Apart from that, all that's available is a gaggle of heavy, unappealing folding hard-tops a la Peugeot 207CC...and these two.


The Renault might look a little like a training shoe on wheels, especially in 'Nike' white (not the actual colour name, by the way), and it doesn't exactly ooze sporting intent, but it does have a trick up its sleeve: it sits on a chassis and drivetrain that is essentially identical to a Twingo Renaultsport's which is about as hilarious a small hatch hoot this side of a Mini Cooper...

...which is potentially troubling for the Wind in this context, because the Mini Cooper D Convertible, as you might expect has just that chassis, albeit combined with financially prurient diesel power. The big question (at least on PH) is: regardless of their appeal to the non-enthusiast, can either of these two cut it as enjoyable open-top fodder for the true petrolhead?

Renault Wind:


With 133bhp from its 1.6-litre engine, the Wind certainly feels sprightly enough, but with peak power not coming until 6750rpm and, crucially, the engine's relatively meagre peak torque not on song until 4400rpm, you'll need to work the motor to get the most from it - which is quite a noisy experience.

The five-speed gearbox also feels like a bit of a handicap - in the Twingo it's not really a problem, but it grates in the Wind, and we're not really sure why. We suppose one possible reason is that, at 1173kg, the Wind is 124kg heavier than its hatchback brother, so you have to work the engine that bit harder - there's the sense that, with an extra ratio, the motor would feel less strained. That extra lard does blunt performance a little, too - it'll take you half a second longer (9.2secs) to get to 62mph from rest.


If you're in the right mood the wind can be quite good fun - the 12-second hood operation means easy access to top-down driving, while various bits of bracing underneath the body, in the boot and in the sills do a fair job of maintaining structural rigidity. But there's still a fair bit of shimmy through the car over busy surfaces, meaning the suspension can't do its job properly, while the soulless electric power steering further separates the driver from fun.

A less significant flaw - but a disappointing one nonetheless - is the low-rent feel of the cabin. Apart from some unexpectedly lovely leather seats (a £970 option), our test car's cabin was a symphony of drab, mismatched, shiny and scratchy materials.


In a £13k Twingo, this would be fine. In a £17,770 Wind it's a bit more of an issue.
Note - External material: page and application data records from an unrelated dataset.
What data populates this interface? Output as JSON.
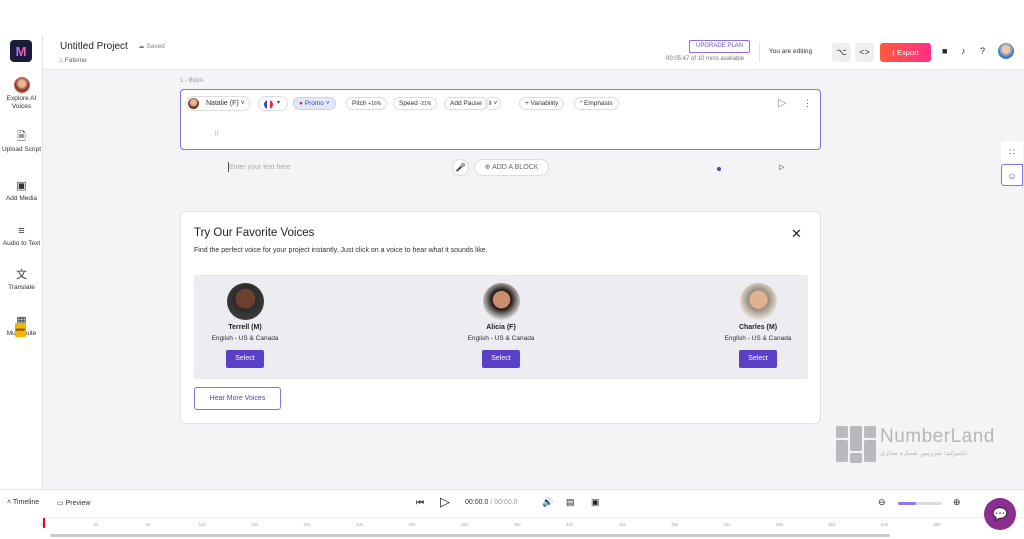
{
  "sidebar": {
    "items": [
      {
        "label": "Explore AI Voices",
        "icon": "avatar"
      },
      {
        "label": "Upload Script",
        "icon": "upload-file-icon"
      },
      {
        "label": "Add Media",
        "icon": "media-icon"
      },
      {
        "label": "Audio to Text",
        "icon": "audio-to-text-icon"
      },
      {
        "label": "Translate",
        "icon": "translate-icon"
      },
      {
        "label": "Murf Suite",
        "icon": "grid-icon",
        "badge": "NEW"
      }
    ]
  },
  "header": {
    "project_title": "Untitled Project",
    "saved": "Saved",
    "breadcrumb": "Fateme",
    "upgrade": "UPGRADE PLAN",
    "usage": "00:05:47 of 10 mins available",
    "editing": "You are editing",
    "export": "Export"
  },
  "block": {
    "label": "1 - Block",
    "voice": "Natalie (F)",
    "style": "Promo",
    "pitch_label": "Pitch",
    "pitch_value": "+16%",
    "speed_label": "Speed",
    "speed_value": "-21%",
    "add_pause": "Add Pause",
    "variability": "Variability",
    "emphasis": "Emphasis",
    "placeholder": "Enter your text here"
  },
  "add_block": "ADD A BLOCK",
  "favorites": {
    "title": "Try Our Favorite Voices",
    "description": "Find the perfect voice for your project instantly. Just click on a voice to hear what it sounds like.",
    "voices": [
      {
        "name": "Terrell (M)",
        "lang": "English - US & Canada",
        "select": "Select"
      },
      {
        "name": "Alicia (F)",
        "lang": "English - US & Canada",
        "select": "Select"
      },
      {
        "name": "Charles (M)",
        "lang": "English - US & Canada",
        "select": "Select"
      }
    ],
    "hear_more": "Hear More Voices"
  },
  "watermark": {
    "title": "NumberLand",
    "subtitle": "نامبرلند؛ سرزمین شماره مجازی!"
  },
  "bottom": {
    "timeline": "Timeline",
    "preview": "Preview",
    "current_time": "00:00.0",
    "duration": "/ 00:00.0",
    "zoom_level": 0.4,
    "ticks": [
      "0s",
      "4s",
      "8s",
      "12s",
      "16s",
      "20s",
      "24s",
      "28s",
      "32s",
      "36s",
      "40s",
      "44s",
      "48s",
      "52s",
      "56s",
      "60s",
      "64s",
      "68s"
    ]
  },
  "colors": {
    "accent": "#5b3fc9",
    "export_start": "#ff5a3c",
    "export_end": "#ff2f87"
  }
}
But forget the hit-and-miss interior finish; what really nobbles the Wind from an enthusiastic driver's perspective is that everything that makes it the Wind and not a Twingo Renaultsport makes it less fun to drive. And that just doesn't cut it on PH - even a fast roof can't save it.





   
   

Mini Cooper D Convertible:


Let's be clear about this from the start: The Mini Cooper D Convertible exceeds the expectations we had of it by a dramatic margin. Mind you, that's as much a measure of the prejudice of our preconceptions as it is of the abilities of the roofless Mini.
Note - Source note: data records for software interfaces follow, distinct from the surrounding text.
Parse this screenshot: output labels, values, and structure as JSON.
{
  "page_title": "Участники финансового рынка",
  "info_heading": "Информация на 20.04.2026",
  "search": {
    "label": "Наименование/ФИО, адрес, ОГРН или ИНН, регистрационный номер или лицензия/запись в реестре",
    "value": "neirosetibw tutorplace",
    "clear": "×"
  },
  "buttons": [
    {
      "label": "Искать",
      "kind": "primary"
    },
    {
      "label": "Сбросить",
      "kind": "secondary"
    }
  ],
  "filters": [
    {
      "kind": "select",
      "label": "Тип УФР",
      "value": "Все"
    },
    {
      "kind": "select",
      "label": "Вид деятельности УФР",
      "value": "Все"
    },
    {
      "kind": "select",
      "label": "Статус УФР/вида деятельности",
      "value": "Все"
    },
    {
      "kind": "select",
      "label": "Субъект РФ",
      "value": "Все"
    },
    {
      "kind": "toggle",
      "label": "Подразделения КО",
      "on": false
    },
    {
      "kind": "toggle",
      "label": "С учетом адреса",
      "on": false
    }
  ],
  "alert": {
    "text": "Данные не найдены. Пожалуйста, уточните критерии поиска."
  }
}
Thing is, when we hear the word 'diesel', combined 'Mini' and 'soft-top', mental images of about the most anti-PH car we could conceive of (this side of a Prius, at least) inevitably swim into Focus.

But the thing is, despite its hairdresser/estate agent (hairdressing estate agent?) image and wilfully sensible running costs (thanks to a CO2 output of 105g/km, the Mini attracts just £20 per year road tax), the pram-hood Mini also manages to be darn good fun.


For a car that has had so much bodywork chopped away it wobbles surprisingly rarely and, while the ride is even harsher than a regular Mini's, the handling suffers very little; this is still an eminently chuckable, fun-to-steer little car.

The chunky 199lb ft of torque, meanwhile, gives it enough oomph to feel reasonably quick, and the motor manages to avoid the typical diesel clatter, save for when it's at its coldest.

All too often driving enjoyment, manageable running costs and soft-top motoring are mutually exclusive, but the Mini Cooper D Convertible comes pretty much as close as any car we've driven to balancing that tricky equation.



   
   
   
Author: Riggers